Website and app data records
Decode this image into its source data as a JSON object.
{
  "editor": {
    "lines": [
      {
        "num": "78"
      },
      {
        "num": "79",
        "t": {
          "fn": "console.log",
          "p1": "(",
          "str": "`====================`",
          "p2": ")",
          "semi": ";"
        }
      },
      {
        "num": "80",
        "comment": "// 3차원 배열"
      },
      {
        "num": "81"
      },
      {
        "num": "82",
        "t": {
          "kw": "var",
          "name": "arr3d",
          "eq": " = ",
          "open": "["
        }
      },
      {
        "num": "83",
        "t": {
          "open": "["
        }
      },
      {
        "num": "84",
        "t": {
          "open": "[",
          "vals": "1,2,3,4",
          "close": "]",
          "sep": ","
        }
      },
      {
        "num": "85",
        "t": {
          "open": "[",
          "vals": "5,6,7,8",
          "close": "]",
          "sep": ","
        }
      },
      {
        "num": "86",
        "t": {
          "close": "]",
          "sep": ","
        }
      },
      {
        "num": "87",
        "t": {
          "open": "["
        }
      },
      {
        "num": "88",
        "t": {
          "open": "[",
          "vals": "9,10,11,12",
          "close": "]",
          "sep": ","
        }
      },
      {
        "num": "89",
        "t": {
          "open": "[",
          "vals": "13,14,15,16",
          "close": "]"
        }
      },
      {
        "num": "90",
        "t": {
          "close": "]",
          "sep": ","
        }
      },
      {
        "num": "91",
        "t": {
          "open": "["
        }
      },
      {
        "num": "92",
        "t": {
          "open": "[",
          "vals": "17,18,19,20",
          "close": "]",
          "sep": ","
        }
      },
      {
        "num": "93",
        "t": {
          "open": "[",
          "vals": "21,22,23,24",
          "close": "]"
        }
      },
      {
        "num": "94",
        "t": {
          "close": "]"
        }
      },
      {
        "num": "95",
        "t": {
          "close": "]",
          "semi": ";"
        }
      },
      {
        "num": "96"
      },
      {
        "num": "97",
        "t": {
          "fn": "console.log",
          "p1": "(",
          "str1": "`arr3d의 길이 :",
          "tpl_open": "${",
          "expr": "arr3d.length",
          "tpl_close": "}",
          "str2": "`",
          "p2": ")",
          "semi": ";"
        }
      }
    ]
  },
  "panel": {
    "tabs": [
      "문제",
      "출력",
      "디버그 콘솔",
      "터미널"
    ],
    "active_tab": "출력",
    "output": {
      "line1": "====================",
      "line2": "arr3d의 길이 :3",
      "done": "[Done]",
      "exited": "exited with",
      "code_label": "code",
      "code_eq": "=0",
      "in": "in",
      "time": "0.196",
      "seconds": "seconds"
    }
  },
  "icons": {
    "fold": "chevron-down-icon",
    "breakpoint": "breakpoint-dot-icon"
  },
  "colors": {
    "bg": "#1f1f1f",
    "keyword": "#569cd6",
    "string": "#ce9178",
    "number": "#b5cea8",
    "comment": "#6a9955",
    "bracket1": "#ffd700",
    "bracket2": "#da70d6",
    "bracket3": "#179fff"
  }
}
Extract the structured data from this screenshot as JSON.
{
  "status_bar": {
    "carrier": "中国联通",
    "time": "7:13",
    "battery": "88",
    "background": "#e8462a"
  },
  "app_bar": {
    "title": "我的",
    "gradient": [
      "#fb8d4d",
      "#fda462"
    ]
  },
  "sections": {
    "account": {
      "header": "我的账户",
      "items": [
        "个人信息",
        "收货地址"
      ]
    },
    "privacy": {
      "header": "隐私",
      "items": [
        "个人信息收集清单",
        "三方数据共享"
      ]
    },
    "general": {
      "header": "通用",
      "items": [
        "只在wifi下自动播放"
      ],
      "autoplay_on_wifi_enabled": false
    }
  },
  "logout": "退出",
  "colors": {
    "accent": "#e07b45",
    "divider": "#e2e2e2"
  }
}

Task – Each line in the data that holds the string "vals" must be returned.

Exercise solution –
          "vals": "1,2,3,4",
          "vals": "5,6,7,8",
          "vals": "9,10,11,12",
          "vals": "13,14,15,16",
          "vals": "17,18,19,20",
          "vals": "21,22,23,24",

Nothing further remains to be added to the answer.